Top 7 Reasons to Visit Lisbon
Lisbon has experienced a massive revival in recent years, with historic neighbourhoods now becoming favourites among tourists and locals alike.
A typical weekend itinerary offers a day of exploring the old cobblestone streets in the traditional neighbourhood of Alfama and indulging in a plate of flaky Portuguese tarts filled with custard cream in the famous Antiga Confeitaria de Belem bakery. The culturally buzzing Lisbon has more than enough sights to fill an entire week, and you’ll find plenty of hidden gems to discover beyond the main tourist sites.
Here are some of the top reasons why you should visit Lisbon.
1. The spectacular views
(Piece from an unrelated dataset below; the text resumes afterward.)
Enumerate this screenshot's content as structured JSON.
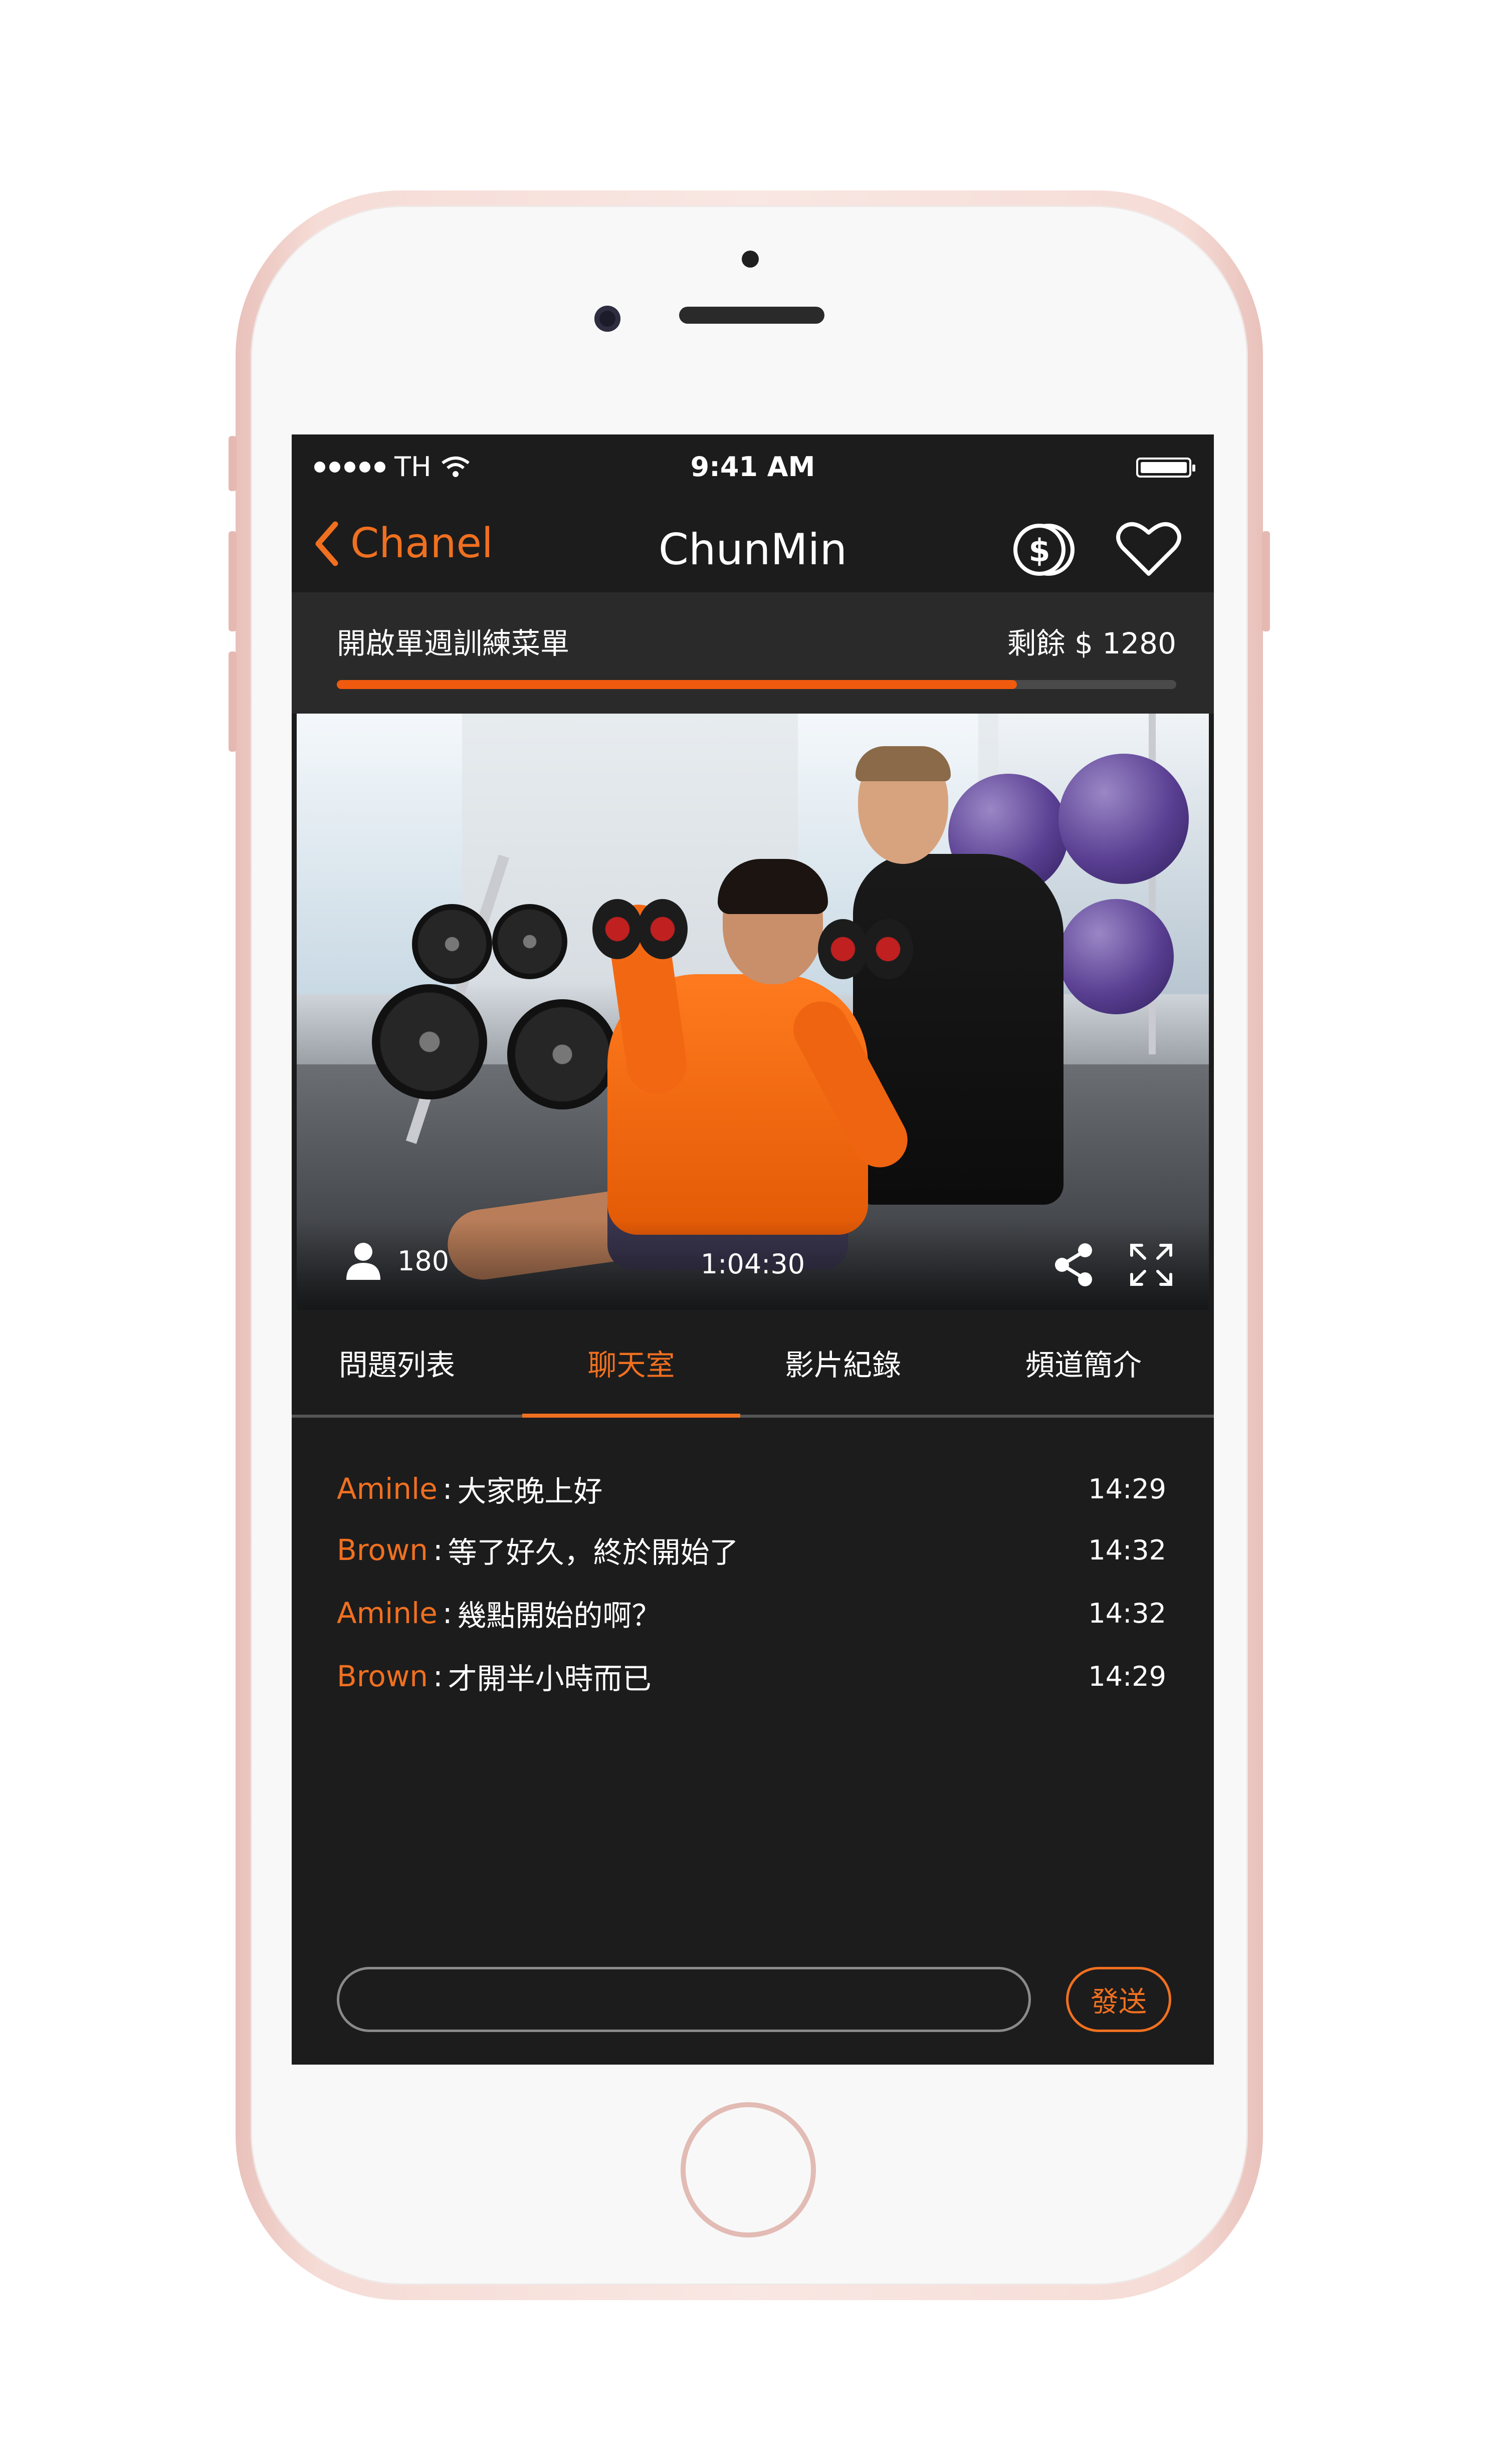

Since Lisbon is built on seven hills that overlook the Tejo river, you’re never far away from a beautiful view. The city is known for its numerous rooftop bars and terraces from which offer excellent vistas of the old city as well as the bay’s 25th of April Bridge that looks like a cousin of the Golden Gate Bridge in San Francisco.
2. It’s affordable
When you travel to Lisbon you’ll find it a budget-friendly destination, as it is one of the most affordable capital cities in Western Europe. For example, a coffee in Lisbon costs just a single euro, and a meal in an average restaurant costs less than 15 euros.
Accommodation choices in Lisbon offer great value and are easy on the wallet. For plenty of charm and comfort without breaking the bank, consider staying in Casa Amora Guesthouse, Casa Balthazar or Oasis Backpackers’ Mansion.
3. The amazing seafood
Portugal’s picturesque coastline makes it the perfect place to enjoy some of the country’s fantastic seafood. The local cuisine specialises in seafood dishes, with restaurants serving fresh squid, bream, snook and fried cuttlefish found along the coast.
It’s the bacalhau (codfish) that makes Portuguese locals heart beat a little faster, and possibly yours too. In what is a centuries-old tradition, the salted codfish is imported from the north of Europe, before finding its way into many of the signature dishes found in Portugal. Be sure to try the bacalhau a bras that combines ingredients like onions, fried potatoes and scrambled eggs.
To accompany the country’s excellent cuisine, Portugal also has some terrific homegrown wines. You’ll want to sample the famous Port wines from Porto, while vinho verde (green wine) is a local favourite.
4. Beaches within 30 minutes
Surrounded by a beautiful coastline, Portugal is home to an array of beautiful beaches.
Many of the beaches are within a stone’s throw distance from Lisbon, easily reached on public transportation, or on the Lisbon-to-Cascais train line. Rent a car, and you’ll be able to reach many of Portugal’s less-visited beaches including Guincho, Sesimbra and Caparica, some of which are surrounded by craggy cliffs and coves.
5. The gorgeous tiles
Portugal developed a wonderful obsession with patterned tiles, a lasting gift from the Moorish occupation over a thousand years ago. You can find them adorning many of the buildings around Portugal, where you’ll discover an array of multi-coloured facades, including pastel colours highlighted in Lisbon and deep reds accents favoured in the city of Porto.
The tiles, or azulejos, give Lisbon an artisan flair, with many of the tiled walls depicting historical scenes. Be sure to visit Museu Nacional do Azulejo where you can admire a collection of hand-painted tiles that date back to the 16th century, including pieces from Lisbon’s historic Santo Antonio church.
6. The castles at Sintra
Sintra is a fairy tale-like area with majestic castles just 40 minutes outside of Lisbon. You can find a Moorish castle set on a steep hill guarding over the surrounding landscape, as well as some vibrant coloured palaces that once housed Portuguese royalty. A UNESCO World Heritage centre, these pastel-coloured palaces are unlike any other in Europe.
You’ll want to explore the lush gardens around Sintra, such as the Quinta da Regaleira. These enchanting gothic-style gardens were created in the early 1900s and include a series of hidden tunnels as well as an underground tower. You can easily fill an entire afternoon exploring these grounds with its various nooks and crannies.
7. The melancholy of Fado
The traditional music of Fado is a symbolic embodiment of the Portuguese spirit. You can find many singers performing Fado songs in Lisbon’s traditional Alfama and Mouraria restaurants. The songs emphasise a feeling of saudade, a word that cannot be directly translated but is an expression that involves a strong sense of nostalgia and longing.
The songs are usually about a wife missing her husband who’s sailing the high seas, the sad turning of the seasons or a love that’s forever lost. Often paired with multiple guitarists, even if you don’t understand the lyrics you are sure to feel the emotions, as Fado singers are able to express their passion through their intense melancholy.